For a supposedly thriving Boston bar, Cheers doesn’t serve a lot of customers, and especially not unnamed non-regulars. There’ll be whole fifteen-minute segments where Diane is too busy quoting poetry or bickering with Sam to take a single sodding order, yet weirdly no one complains and flounces off to try a different watering hole.
The Office (US)
Both the UK and US versions of the show do a remarkable job of showcasing humanity’s foibles and the mundanity of a desk job, but productivity must be in the pits. Between Jim’s pranks and will-they-won’t-they romances, at the American branch they can’t have sold more than a few sheets of paper in almost a decade. Their shareholders should have jumped ship and shut them down years ago.
For the heads of a multi-billion-dollar company, Logan and his kids spend a lot of time threatening each other with florid language and not very much time managing employees or watching PowerPoints. If they want to hold onto their private jets and $600 dollar baseball caps, they should spend less working hours telling each other to f**k off and more formatting Excel spreadsheets.

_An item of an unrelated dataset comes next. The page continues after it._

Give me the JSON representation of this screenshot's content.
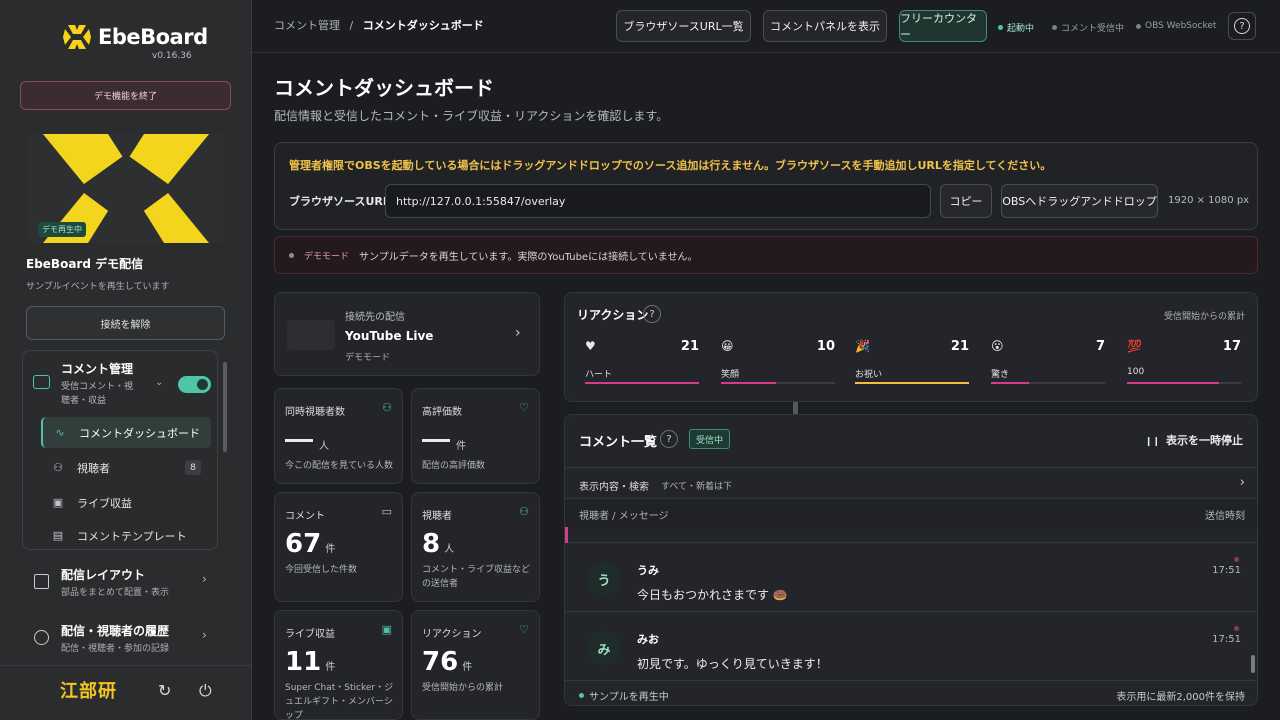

And you thought the NHS was bad. If you ever had a medical emergency, you’d hate to be checked into the Sacred Heart Hospital. Never mind your bursting appendix, the junior doctor and surgeon are stuck in a musical episode with special guest star Michael J. Fox, and – oh no, you died to teach them a lesson about seizing the day.

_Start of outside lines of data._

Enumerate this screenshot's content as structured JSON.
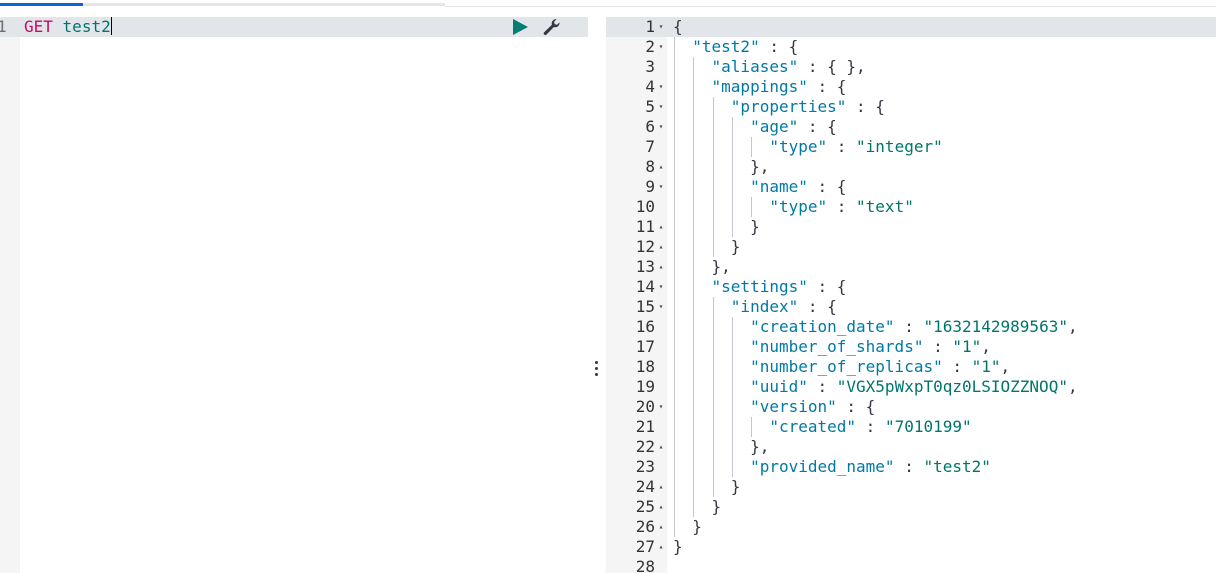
{
  "request": {
    "line_number": "1",
    "method": "GET",
    "path": "test2"
  },
  "toolbar": {
    "run_icon": "play-icon",
    "settings_icon": "wrench-icon",
    "run_color": "#017d73"
  },
  "splitter": {
    "icon": "vertical-ellipsis-icon"
  },
  "response": {
    "lines": [
      {
        "n": "1",
        "fold": "▾",
        "d": 0,
        "t": [
          [
            "{",
            "p"
          ]
        ]
      },
      {
        "n": "2",
        "fold": "▾",
        "d": 1,
        "t": [
          [
            "\"test2\"",
            "k"
          ],
          [
            " : {",
            "p"
          ]
        ]
      },
      {
        "n": "3",
        "fold": "",
        "d": 2,
        "t": [
          [
            "\"aliases\"",
            "k"
          ],
          [
            " : { },",
            "p"
          ]
        ]
      },
      {
        "n": "4",
        "fold": "▾",
        "d": 2,
        "t": [
          [
            "\"mappings\"",
            "k"
          ],
          [
            " : {",
            "p"
          ]
        ]
      },
      {
        "n": "5",
        "fold": "▾",
        "d": 3,
        "t": [
          [
            "\"properties\"",
            "k"
          ],
          [
            " : {",
            "p"
          ]
        ]
      },
      {
        "n": "6",
        "fold": "▾",
        "d": 4,
        "t": [
          [
            "\"age\"",
            "k"
          ],
          [
            " : {",
            "p"
          ]
        ]
      },
      {
        "n": "7",
        "fold": "",
        "d": 5,
        "t": [
          [
            "\"type\"",
            "k"
          ],
          [
            " : ",
            "p"
          ],
          [
            "\"integer\"",
            "s"
          ]
        ]
      },
      {
        "n": "8",
        "fold": "▴",
        "d": 4,
        "t": [
          [
            "},",
            "p"
          ]
        ]
      },
      {
        "n": "9",
        "fold": "▾",
        "d": 4,
        "t": [
          [
            "\"name\"",
            "k"
          ],
          [
            " : {",
            "p"
          ]
        ]
      },
      {
        "n": "10",
        "fold": "",
        "d": 5,
        "t": [
          [
            "\"type\"",
            "k"
          ],
          [
            " : ",
            "p"
          ],
          [
            "\"text\"",
            "s"
          ]
        ]
      },
      {
        "n": "11",
        "fold": "▴",
        "d": 4,
        "t": [
          [
            "}",
            "p"
          ]
        ]
      },
      {
        "n": "12",
        "fold": "▴",
        "d": 3,
        "t": [
          [
            "}",
            "p"
          ]
        ]
      },
      {
        "n": "13",
        "fold": "▴",
        "d": 2,
        "t": [
          [
            "},",
            "p"
          ]
        ]
      },
      {
        "n": "14",
        "fold": "▾",
        "d": 2,
        "t": [
          [
            "\"settings\"",
            "k"
          ],
          [
            " : {",
            "p"
          ]
        ]
      },
      {
        "n": "15",
        "fold": "▾",
        "d": 3,
        "t": [
          [
            "\"index\"",
            "k"
          ],
          [
            " : {",
            "p"
          ]
        ]
      },
      {
        "n": "16",
        "fold": "",
        "d": 4,
        "t": [
          [
            "\"creation_date\"",
            "k"
          ],
          [
            " : ",
            "p"
          ],
          [
            "\"1632142989563\"",
            "s"
          ],
          [
            ",",
            "p"
          ]
        ]
      },
      {
        "n": "17",
        "fold": "",
        "d": 4,
        "t": [
          [
            "\"number_of_shards\"",
            "k"
          ],
          [
            " : ",
            "p"
          ],
          [
            "\"1\"",
            "s"
          ],
          [
            ",",
            "p"
          ]
        ]
      },
      {
        "n": "18",
        "fold": "",
        "d": 4,
        "t": [
          [
            "\"number_of_replicas\"",
            "k"
          ],
          [
            " : ",
            "p"
          ],
          [
            "\"1\"",
            "s"
          ],
          [
            ",",
            "p"
          ]
        ]
      },
      {
        "n": "19",
        "fold": "",
        "d": 4,
        "t": [
          [
            "\"uuid\"",
            "k"
          ],
          [
            " : ",
            "p"
          ],
          [
            "\"VGX5pWxpT0qz0LSIOZZNOQ\"",
            "s"
          ],
          [
            ",",
            "p"
          ]
        ]
      },
      {
        "n": "20",
        "fold": "▾",
        "d": 4,
        "t": [
          [
            "\"version\"",
            "k"
          ],
          [
            " : {",
            "p"
          ]
        ]
      },
      {
        "n": "21",
        "fold": "",
        "d": 5,
        "t": [
          [
            "\"created\"",
            "k"
          ],
          [
            " : ",
            "p"
          ],
          [
            "\"7010199\"",
            "s"
          ]
        ]
      },
      {
        "n": "22",
        "fold": "▴",
        "d": 4,
        "t": [
          [
            "},",
            "p"
          ]
        ]
      },
      {
        "n": "23",
        "fold": "",
        "d": 4,
        "t": [
          [
            "\"provided_name\"",
            "k"
          ],
          [
            " : ",
            "p"
          ],
          [
            "\"test2\"",
            "s"
          ]
        ]
      },
      {
        "n": "24",
        "fold": "▴",
        "d": 3,
        "t": [
          [
            "}",
            "p"
          ]
        ]
      },
      {
        "n": "25",
        "fold": "▴",
        "d": 2,
        "t": [
          [
            "}",
            "p"
          ]
        ]
      },
      {
        "n": "26",
        "fold": "▴",
        "d": 1,
        "t": [
          [
            "}",
            "p"
          ]
        ]
      },
      {
        "n": "27",
        "fold": "▴",
        "d": 0,
        "t": [
          [
            "}",
            "p"
          ]
        ]
      },
      {
        "n": "28",
        "fold": "",
        "d": 0,
        "t": []
      }
    ]
  }
}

Maybe the 1960s really was a golden age when a man could come into work at 9am, be drunk by 11, go for a long lunch with his mistress, come up with one brilliant idea for Heinz Ketchup that sums up the whole emotional thrust of the episode, and then go home. But Christ, if you were a paying client you’d be a bit pissed off, never mind how sexy Jon Hamm is.